Interface dataset entries
====

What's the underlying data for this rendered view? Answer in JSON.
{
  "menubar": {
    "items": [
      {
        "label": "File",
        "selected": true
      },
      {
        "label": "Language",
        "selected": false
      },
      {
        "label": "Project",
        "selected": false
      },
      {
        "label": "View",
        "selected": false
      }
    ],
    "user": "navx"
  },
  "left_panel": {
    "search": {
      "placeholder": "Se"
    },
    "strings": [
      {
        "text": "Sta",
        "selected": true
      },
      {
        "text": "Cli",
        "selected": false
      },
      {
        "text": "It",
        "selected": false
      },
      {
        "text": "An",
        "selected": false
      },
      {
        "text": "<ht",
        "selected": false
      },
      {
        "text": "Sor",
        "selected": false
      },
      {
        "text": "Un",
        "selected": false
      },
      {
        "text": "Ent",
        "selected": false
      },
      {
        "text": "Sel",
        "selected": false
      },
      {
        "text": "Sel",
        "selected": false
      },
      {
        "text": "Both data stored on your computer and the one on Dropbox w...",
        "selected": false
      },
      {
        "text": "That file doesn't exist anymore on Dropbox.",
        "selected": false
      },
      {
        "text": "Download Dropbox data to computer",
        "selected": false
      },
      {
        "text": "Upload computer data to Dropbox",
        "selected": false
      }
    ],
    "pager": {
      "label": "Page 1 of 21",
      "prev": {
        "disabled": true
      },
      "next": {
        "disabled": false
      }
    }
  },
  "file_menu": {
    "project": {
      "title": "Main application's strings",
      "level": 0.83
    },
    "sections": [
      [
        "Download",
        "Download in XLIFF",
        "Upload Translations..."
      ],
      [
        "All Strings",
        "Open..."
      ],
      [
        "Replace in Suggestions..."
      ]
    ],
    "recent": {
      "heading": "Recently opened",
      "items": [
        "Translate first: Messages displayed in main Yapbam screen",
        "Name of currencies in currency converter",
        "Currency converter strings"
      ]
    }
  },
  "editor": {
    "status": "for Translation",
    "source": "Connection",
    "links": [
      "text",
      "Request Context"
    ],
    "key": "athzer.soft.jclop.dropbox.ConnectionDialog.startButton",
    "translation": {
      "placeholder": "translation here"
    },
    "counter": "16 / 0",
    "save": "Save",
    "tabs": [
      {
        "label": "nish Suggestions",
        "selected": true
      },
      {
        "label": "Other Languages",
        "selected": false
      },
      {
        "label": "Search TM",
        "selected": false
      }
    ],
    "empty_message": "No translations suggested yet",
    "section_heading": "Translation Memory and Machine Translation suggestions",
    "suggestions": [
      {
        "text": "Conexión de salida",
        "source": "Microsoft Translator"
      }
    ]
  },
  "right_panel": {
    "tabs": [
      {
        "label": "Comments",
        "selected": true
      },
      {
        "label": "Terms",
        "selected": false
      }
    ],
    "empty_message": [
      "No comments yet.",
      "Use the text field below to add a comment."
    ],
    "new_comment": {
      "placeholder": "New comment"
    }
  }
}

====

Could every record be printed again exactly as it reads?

● RESPONSE TO THIS TASK
What's the underlying data for this rendered view? Answer in JSON.
{
  "menubar": {
    "items": [
      {
        "label": "File",
        "selected": true
      },
      {
        "label": "Language",
        "selected": false
      },
      {
        "label": "Project",
        "selected": false
      },
      {
        "label": "View",
        "selected": false
      }
    ],
    "user": "navx"
  },
  "left_panel": {
    "search": {
      "placeholder": "Se"
    },
    "strings": [
      {
        "text": "Sta",
        "selected": true
      },
      {
        "text": "Cli",
        "selected": false
      },
      {
        "text": "It",
        "selected": false
      },
      {
        "text": "An",
        "selected": false
      },
      {
        "text": "<ht",
        "selected": false
      },
      {
        "text": "Sor",
        "selected": false
      },
      {
        "text": "Un",
        "selected": false
      },
      {
        "text": "Ent",
        "selected": false
      },
      {
        "text": "Sel",
        "selected": false
      },
      {
        "text": "Sel",
        "selected": false
      },
      {
        "text": "Both data stored on your computer and the one on Dropbox w...",
        "selected": false
      },
      {
        "text": "That file doesn't exist anymore on Dropbox.",
        "selected": false
      },
      {
        "text": "Download Dropbox data to computer",
        "selected": false
      },
      {
        "text": "Upload computer data to Dropbox",
        "selected": false
      }
    ],
    "pager": {
      "label": "Page 1 of 21",
      "prev": {
        "disabled": true
      },
      "next": {
        "disabled": false
      }
    }
  },
  "file_menu": {
    "project": {
      "title": "Main application's strings",
      "level": 0.83
    },
    "sections": [
      [
        "Download",
        "Download in XLIFF",
        "Upload Translations..."
      ],
      [
        "All Strings",
        "Open..."
      ],
      [
        "Replace in Suggestions..."
      ]
    ],
    "recent": {
      "heading": "Recently opened",
      "items": [
        "Translate first: Messages displayed in main Yapbam screen",
        "Name of currencies in currency converter",
        "Currency converter strings"
      ]
    }
  },
  "editor": {
    "status": "for Translation",
    "source": "Connection",
    "links": [
      "text",
      "Request Context"
    ],
    "key": "athzer.soft.jclop.dropbox.ConnectionDialog.startButton",
    "translation": {
      "placeholder": "translation here"
    },
    "counter": "16 / 0",
    "save": "Save",
    "tabs": [
      {
        "label": "nish Suggestions",
        "selected": true
      },
      {
        "label": "Other Languages",
        "selected": false
      },
      {
        "label": "Search TM",
        "selected": false
      }
    ],
    "empty_message": "No translations suggested yet",
    "section_heading": "Translation Memory and Machine Translation suggestions",
    "suggestions": [
      {
        "text": "Conexión de salida",
        "source": "Microsoft Translator"
      }
    ]
  },
  "right_panel": {
    "tabs": [
      {
        "label": "Comments",
        "selected": true
      },
      {
        "label": "Terms",
        "selected": false
      }
    ],
    "empty_message": [
      "No comments yet.",
      "Use the text field below to add a comment."
    ],
    "new_comment": {
      "placeholder": "New comment"
    }
  }
}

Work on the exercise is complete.